------ Study material ------

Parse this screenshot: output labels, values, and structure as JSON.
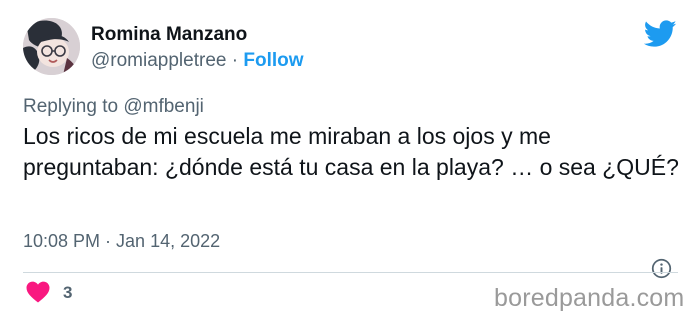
{
  "author": {
    "display_name": "Romina Manzano",
    "handle": "@romiappletree",
    "separator": "·",
    "follow_label": "Follow"
  },
  "reply": {
    "prefix": "Replying to",
    "handle": "@mfbenji"
  },
  "tweet": {
    "text": "Los ricos de mi escuela me miraban a los ojos y me preguntaban: ¿dónde está tu casa en la playa? … o sea ¿QUÉ?",
    "timestamp": "10:08 PM · Jan 14, 2022"
  },
  "engagement": {
    "like_count": "3"
  },
  "watermark": {
    "text": "boredpanda.com"
  },
  "icons": {
    "logo": "twitter-bird-icon",
    "info": "info-icon",
    "like": "heart-icon"
  },
  "colors": {
    "accent": "#1d9bf0",
    "heart": "#f91880",
    "secondary_text": "#536471",
    "primary_text": "#0f1419",
    "watermark": "#9a9a9a"
  }
}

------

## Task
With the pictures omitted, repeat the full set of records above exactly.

## Completed exercise
Parse this screenshot: output labels, values, and structure as JSON.
{
  "author": {
    "display_name": "Romina Manzano",
    "handle": "@romiappletree",
    "separator": "·",
    "follow_label": "Follow"
  },
  "reply": {
    "prefix": "Replying to",
    "handle": "@mfbenji"
  },
  "tweet": {
    "text": "Los ricos de mi escuela me miraban a los ojos y me preguntaban: ¿dónde está tu casa en la playa? … o sea ¿QUÉ?",
    "timestamp": "10:08 PM · Jan 14, 2022"
  },
  "engagement": {
    "like_count": "3"
  },
  "watermark": {
    "text": "boredpanda.com"
  },
  "icons": {
    "logo": "twitter-bird-icon",
    "info": "info-icon",
    "like": "heart-icon"
  },
  "colors": {
    "accent": "#1d9bf0",
    "heart": "#f91880",
    "secondary_text": "#536471",
    "primary_text": "#0f1419",
    "watermark": "#9a9a9a"
  }
}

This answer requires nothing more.